SIOUX FALLS, S.D. (AP) - Officials have found that controlling West Nile virus is as much about educating the public as it is killing mosquitoes.
South Dakota, with the nation's highest rate of serious infections, is entering its seventh summer of the sometimes fatal virus that is transmitted by mosquitoes from infected birds to humans.
Not every mosquito species transmits the virus. Early in spring it's a nuisance mosquito called Ades vexans that's bothering people in the eastern part of the state but seldom carries the virus. It's first to show up because eggs laid in fall hatch in spring.
"Just add water and poof, you've got mosquitoes," said Mike Hildreth, a professor and researcher at South Dakota State University.
But the real threat of West Nile virus comes later in summer from the Culex tarsalis mosquito, which lays eggs in the spring and needs to repopulate and find infected birds before it turns its attention to humans.
That's why the number of human West Nile cases generally peaks in the second week of August and why public policy and personal precautions often are driven by the less-dangerous nuisance mosquito that shows up earlier.
"Last year, with the dry summer, what we were hearing from people is, `There's no mosquito problem, why are you spraying?', and yet the tarsalis, which handles the drier conditions much, much better, was in plentiful numbers," Hildreth said.
South Dakota had 208 human infections and six deaths last year. Twenty-six people have died in South Dakota from West Nile since it first appeared in 2002. More than 300 have developed the serious neuroinvasive complications of encephalitis and meningitis.
The virus already is circulating in some states.
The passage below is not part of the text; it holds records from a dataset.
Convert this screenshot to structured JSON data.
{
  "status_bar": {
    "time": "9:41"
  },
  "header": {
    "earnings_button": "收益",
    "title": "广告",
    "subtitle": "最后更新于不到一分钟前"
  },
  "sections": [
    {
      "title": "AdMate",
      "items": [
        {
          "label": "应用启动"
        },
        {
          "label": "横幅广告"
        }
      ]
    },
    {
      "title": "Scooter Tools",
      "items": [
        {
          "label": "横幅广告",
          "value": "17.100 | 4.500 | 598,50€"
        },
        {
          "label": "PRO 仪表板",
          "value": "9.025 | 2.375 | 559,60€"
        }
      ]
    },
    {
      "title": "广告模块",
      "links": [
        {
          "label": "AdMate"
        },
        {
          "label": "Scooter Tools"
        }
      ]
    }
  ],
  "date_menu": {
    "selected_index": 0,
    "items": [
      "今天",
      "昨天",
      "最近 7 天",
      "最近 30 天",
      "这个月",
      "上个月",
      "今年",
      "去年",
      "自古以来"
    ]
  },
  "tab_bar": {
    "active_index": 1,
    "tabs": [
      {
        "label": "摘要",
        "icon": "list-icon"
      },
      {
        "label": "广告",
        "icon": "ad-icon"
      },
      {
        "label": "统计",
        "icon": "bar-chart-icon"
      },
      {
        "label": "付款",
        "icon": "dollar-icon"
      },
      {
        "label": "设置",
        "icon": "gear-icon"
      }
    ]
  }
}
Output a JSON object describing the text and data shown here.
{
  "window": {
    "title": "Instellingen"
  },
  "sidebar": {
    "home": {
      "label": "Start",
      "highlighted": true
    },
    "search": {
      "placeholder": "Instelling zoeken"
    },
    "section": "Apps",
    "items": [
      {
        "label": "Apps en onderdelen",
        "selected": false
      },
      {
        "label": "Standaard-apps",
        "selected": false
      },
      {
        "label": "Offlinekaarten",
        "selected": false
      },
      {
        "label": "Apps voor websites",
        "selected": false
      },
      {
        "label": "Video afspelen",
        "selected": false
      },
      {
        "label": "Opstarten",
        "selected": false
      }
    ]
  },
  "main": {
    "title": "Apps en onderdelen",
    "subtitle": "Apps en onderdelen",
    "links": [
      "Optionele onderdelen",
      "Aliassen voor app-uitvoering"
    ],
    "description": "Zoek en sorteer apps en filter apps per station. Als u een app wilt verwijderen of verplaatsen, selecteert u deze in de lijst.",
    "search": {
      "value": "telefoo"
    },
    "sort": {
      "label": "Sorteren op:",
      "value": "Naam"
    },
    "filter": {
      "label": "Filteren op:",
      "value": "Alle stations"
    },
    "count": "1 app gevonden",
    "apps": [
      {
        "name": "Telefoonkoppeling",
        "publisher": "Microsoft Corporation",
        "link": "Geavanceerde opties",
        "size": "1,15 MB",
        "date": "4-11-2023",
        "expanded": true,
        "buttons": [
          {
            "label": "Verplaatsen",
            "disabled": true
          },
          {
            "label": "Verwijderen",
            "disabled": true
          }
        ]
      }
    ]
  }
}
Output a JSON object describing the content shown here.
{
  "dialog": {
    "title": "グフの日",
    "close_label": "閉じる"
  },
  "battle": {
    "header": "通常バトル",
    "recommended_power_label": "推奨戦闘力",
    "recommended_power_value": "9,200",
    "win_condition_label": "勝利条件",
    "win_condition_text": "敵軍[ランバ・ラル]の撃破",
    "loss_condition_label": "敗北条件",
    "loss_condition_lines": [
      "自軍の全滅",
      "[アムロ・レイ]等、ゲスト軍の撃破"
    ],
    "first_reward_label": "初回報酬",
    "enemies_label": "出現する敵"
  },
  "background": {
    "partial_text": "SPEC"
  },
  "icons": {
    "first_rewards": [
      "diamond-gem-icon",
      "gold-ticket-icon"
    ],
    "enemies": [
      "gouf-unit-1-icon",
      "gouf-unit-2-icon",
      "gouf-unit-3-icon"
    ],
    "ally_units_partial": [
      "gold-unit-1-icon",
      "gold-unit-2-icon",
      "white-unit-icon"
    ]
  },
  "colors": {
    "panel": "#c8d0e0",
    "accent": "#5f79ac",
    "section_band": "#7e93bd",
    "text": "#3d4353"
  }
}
Human cases have been reported in Arizona, Mississippi and Tennessee, said Lon Kightlinger, epidemiologist in the state Health Department.
South Dakota's per-capita rate of serious complications from West Nile is the highest in the nation. Wyoming ranks second, Nebraska third and North Dakota fourth, Kightlinger said.
"For some reason the upper Great Plains is a good home for that Culex tarsalis mosquito," Kightlinger said.
"We're cooped up all winter here ... and people enjoy their summers (outdoors) right at the apex of the West Nile season."
Hildreth and other researchers are trying to piece together how precipitation and temperature can influence populations of the virus-carrying mosquito so a town can get the most out its mosquito control efforts by focusing on the virus carriers.
"They have a tough job in that they have to make the (mosquito control) decisions that will affect their community and they oftentimes have to go against the people's perceptions," Hildreth said.
Two years ago, the Culex tarsalis population was down but the percentage infected with West Nile virus increased.
"So in that particular year we should have seen very few human cases, and yet we saw a surprisingly large number considering how dry things were," Hildreth said. "And I think it's because people are just not taking any precautions when it's dry and they're saying, `There's no problem."'
The state Health Department has $500,000 available this year for local mosquito control programs but has changed the distribution formula. Rather than a 50-50 matching grant, towns will receive funding that takes into account their history of West Nile cases and population.